(Records excerpted from a collection)
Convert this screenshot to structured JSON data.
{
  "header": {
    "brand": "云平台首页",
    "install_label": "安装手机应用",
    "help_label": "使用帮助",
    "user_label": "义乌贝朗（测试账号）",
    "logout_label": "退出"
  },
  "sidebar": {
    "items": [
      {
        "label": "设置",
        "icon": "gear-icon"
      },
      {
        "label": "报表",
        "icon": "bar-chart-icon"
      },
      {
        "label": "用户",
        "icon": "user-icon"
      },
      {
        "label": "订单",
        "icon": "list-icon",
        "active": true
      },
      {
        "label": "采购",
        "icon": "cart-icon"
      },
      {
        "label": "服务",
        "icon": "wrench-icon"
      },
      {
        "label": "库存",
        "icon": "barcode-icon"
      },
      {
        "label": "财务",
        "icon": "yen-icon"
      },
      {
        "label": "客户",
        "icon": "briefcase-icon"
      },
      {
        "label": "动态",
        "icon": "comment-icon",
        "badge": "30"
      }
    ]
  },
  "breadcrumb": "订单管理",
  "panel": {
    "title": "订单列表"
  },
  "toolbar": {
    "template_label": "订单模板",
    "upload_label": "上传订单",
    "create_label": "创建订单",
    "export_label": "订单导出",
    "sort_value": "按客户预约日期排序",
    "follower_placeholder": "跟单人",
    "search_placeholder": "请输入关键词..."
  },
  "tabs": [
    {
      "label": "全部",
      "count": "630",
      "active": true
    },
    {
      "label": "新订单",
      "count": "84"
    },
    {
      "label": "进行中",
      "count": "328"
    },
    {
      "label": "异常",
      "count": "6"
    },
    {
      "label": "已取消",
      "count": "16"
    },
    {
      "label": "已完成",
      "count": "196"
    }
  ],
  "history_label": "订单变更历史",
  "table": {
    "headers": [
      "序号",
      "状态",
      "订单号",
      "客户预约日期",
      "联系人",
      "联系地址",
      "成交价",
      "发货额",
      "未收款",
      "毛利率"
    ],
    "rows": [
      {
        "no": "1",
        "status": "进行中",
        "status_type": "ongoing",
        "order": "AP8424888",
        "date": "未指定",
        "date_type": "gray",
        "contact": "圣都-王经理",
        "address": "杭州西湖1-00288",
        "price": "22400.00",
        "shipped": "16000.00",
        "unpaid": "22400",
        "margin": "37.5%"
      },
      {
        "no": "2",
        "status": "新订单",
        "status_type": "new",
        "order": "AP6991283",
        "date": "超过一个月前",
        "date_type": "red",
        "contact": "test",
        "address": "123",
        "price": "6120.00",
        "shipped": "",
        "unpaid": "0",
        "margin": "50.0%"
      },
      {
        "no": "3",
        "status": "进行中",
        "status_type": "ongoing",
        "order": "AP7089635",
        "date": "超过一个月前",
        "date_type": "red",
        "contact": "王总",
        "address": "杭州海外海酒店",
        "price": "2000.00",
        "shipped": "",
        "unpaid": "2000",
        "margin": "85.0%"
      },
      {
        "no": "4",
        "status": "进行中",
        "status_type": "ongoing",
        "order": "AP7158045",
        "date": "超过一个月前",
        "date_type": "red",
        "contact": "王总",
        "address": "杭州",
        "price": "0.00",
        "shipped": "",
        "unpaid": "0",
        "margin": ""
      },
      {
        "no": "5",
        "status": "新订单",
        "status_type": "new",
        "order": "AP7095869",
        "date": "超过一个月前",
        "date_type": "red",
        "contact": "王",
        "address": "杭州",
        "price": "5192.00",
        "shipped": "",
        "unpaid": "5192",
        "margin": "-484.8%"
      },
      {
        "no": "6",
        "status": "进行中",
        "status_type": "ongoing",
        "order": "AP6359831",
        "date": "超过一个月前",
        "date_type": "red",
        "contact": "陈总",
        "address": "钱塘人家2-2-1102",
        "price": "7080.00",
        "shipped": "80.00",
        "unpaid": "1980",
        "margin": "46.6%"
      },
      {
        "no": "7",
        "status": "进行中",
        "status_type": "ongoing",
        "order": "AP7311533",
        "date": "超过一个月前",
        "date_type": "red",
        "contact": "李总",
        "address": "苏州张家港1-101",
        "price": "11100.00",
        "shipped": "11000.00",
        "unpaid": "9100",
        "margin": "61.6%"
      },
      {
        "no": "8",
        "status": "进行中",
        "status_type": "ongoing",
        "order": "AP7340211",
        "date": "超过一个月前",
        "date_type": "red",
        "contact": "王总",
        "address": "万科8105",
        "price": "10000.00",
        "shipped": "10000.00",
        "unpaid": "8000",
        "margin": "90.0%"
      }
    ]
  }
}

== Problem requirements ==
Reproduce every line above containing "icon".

== Answer below ==
        "icon": "gear-icon"
        "icon": "bar-chart-icon"
        "icon": "user-icon"
        "icon": "list-icon",
        "icon": "cart-icon"
        "icon": "wrench-icon"
        "icon": "barcode-icon"
        "icon": "yen-icon"
        "icon": "briefcase-icon"
        "icon": "comment-icon",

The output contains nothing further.